__Records from a data collection__.
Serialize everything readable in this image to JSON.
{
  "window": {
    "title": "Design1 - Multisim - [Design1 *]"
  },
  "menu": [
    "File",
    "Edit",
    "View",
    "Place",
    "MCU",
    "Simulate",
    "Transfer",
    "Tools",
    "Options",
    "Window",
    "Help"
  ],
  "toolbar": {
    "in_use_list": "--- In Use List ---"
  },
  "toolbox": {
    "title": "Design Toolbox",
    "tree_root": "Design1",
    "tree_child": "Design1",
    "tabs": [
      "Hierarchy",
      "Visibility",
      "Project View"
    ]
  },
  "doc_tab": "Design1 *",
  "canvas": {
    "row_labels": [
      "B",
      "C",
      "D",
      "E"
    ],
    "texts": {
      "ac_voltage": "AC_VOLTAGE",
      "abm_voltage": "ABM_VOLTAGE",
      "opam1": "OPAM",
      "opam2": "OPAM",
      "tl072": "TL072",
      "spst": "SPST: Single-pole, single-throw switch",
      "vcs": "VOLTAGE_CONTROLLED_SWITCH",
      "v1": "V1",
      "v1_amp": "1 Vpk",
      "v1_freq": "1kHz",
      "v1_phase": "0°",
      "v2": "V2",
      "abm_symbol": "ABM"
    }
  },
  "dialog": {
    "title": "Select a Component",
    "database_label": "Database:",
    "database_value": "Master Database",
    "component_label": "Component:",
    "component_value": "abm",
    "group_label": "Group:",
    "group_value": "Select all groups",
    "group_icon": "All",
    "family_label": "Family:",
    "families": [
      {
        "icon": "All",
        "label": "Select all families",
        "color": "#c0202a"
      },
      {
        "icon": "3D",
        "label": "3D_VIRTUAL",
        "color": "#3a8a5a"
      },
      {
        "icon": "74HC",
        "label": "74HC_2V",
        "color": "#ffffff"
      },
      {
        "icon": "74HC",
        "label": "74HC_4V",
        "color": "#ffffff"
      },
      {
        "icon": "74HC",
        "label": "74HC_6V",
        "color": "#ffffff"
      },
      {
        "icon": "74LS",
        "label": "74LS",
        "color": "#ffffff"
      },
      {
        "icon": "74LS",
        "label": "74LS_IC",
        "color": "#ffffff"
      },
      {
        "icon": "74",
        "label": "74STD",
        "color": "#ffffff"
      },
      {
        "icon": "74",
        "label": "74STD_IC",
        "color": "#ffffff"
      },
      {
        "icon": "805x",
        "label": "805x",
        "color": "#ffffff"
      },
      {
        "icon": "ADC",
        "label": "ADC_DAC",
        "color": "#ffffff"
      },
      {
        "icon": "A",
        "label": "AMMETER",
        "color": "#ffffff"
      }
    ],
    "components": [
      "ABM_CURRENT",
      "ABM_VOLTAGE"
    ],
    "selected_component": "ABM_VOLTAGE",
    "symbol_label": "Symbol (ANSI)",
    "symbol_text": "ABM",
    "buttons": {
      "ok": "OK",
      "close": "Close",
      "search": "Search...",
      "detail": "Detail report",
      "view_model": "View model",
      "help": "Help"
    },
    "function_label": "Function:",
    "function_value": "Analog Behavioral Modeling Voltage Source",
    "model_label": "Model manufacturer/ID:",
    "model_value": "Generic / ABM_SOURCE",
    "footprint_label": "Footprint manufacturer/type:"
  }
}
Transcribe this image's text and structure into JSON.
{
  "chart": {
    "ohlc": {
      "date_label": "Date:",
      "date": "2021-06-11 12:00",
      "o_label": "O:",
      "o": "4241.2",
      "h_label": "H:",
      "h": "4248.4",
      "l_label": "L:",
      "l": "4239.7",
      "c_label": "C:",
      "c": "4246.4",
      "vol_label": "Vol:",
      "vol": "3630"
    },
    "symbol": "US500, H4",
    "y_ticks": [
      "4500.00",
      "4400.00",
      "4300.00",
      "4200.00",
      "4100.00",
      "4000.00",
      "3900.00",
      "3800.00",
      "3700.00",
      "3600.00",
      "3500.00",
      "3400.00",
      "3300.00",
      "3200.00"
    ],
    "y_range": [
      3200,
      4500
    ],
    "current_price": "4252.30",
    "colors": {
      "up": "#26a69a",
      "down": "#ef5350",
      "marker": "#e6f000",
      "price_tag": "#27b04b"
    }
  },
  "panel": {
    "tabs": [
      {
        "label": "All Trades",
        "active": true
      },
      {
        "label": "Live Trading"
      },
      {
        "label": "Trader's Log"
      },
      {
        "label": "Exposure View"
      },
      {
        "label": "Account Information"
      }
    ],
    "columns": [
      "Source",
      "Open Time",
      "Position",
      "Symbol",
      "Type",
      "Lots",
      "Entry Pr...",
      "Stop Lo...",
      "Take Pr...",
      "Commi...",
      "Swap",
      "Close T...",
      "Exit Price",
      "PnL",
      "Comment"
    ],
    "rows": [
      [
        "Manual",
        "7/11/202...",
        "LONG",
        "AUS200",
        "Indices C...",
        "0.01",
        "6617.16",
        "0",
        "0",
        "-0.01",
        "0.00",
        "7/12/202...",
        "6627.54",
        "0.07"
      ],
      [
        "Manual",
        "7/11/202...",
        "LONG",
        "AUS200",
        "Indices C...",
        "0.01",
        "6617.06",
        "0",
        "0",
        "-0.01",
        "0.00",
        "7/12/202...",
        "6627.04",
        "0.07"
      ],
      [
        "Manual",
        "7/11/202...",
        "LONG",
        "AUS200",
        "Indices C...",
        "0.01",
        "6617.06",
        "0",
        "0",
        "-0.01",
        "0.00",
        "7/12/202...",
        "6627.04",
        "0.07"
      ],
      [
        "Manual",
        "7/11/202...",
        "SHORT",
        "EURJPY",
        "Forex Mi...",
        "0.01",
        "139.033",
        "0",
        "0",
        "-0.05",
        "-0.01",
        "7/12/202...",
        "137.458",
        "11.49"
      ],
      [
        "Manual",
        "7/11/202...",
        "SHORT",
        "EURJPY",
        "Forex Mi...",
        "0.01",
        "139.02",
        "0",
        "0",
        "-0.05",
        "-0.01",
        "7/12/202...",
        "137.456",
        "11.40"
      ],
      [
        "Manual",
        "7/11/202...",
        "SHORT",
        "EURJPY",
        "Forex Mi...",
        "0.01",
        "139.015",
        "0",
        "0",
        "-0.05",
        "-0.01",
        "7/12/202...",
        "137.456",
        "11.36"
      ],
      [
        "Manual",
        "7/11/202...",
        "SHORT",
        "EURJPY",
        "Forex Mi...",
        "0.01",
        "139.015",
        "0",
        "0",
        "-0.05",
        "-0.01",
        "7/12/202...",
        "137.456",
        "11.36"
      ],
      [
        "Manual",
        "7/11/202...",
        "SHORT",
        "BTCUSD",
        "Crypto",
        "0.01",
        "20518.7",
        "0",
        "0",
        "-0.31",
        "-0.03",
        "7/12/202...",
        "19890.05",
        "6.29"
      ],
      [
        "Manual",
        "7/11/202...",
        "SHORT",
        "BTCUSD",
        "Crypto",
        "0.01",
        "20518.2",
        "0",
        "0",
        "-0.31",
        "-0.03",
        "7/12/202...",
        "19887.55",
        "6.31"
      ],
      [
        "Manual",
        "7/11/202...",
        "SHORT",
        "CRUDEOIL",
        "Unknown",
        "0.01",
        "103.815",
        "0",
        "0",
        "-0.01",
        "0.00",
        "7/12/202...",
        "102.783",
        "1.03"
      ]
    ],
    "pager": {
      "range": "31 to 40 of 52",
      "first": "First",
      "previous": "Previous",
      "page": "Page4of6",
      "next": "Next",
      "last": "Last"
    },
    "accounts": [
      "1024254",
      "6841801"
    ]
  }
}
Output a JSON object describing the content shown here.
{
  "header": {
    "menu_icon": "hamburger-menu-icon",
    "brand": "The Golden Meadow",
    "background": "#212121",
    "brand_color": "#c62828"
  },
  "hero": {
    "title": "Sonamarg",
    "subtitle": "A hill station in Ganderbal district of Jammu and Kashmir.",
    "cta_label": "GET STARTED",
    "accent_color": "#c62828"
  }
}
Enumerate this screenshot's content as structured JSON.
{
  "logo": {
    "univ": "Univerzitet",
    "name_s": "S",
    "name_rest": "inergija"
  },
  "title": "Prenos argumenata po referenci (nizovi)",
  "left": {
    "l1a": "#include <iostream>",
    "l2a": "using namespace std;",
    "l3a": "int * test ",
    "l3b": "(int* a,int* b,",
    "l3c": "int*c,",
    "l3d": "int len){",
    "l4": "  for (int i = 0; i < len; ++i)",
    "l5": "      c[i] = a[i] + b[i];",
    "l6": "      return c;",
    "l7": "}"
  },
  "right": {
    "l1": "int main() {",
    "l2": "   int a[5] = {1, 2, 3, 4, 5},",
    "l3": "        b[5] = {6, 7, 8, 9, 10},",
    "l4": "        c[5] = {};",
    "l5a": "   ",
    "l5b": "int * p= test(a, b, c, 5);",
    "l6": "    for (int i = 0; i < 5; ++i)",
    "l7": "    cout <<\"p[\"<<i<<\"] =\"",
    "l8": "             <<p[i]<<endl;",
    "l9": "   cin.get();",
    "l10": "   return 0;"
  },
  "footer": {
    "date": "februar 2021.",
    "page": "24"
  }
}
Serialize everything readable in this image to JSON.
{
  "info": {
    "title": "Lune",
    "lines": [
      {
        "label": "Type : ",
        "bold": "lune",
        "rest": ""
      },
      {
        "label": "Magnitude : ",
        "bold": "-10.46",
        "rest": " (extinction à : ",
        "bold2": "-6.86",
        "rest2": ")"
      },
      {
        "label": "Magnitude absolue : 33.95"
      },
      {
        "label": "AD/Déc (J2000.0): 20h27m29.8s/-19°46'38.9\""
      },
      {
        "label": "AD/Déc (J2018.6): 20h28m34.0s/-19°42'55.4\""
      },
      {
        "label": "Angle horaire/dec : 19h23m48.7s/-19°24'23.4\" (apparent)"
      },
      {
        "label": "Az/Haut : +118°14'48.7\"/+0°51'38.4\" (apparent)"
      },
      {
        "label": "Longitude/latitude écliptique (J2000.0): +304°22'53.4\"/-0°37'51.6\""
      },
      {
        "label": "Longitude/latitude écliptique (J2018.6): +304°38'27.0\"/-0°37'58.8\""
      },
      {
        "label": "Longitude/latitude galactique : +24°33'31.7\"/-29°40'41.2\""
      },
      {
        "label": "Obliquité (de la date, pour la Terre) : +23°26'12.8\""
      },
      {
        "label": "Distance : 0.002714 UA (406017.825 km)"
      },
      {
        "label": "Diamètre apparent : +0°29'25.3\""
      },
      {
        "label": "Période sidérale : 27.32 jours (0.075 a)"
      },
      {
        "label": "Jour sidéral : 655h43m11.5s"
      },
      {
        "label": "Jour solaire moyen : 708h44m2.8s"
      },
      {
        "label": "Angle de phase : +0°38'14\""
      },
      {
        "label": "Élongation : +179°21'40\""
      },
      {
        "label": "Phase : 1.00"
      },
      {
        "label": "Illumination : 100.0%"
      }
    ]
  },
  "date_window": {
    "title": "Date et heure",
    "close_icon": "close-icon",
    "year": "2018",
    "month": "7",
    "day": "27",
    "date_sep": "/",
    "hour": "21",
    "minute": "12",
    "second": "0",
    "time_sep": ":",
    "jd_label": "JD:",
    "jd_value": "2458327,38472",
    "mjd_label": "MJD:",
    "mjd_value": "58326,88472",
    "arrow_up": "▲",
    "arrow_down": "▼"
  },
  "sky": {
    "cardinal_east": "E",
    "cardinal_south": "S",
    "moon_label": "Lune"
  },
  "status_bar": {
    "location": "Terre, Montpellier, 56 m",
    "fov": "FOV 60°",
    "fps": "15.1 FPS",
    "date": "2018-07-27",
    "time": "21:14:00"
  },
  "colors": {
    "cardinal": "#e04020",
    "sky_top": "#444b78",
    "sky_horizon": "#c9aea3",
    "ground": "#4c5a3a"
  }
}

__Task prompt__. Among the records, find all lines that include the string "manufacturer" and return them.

__Reply__.
    "model_label": "Model manufacturer/ID:",
    "footprint_label": "Footprint manufacturer/type:"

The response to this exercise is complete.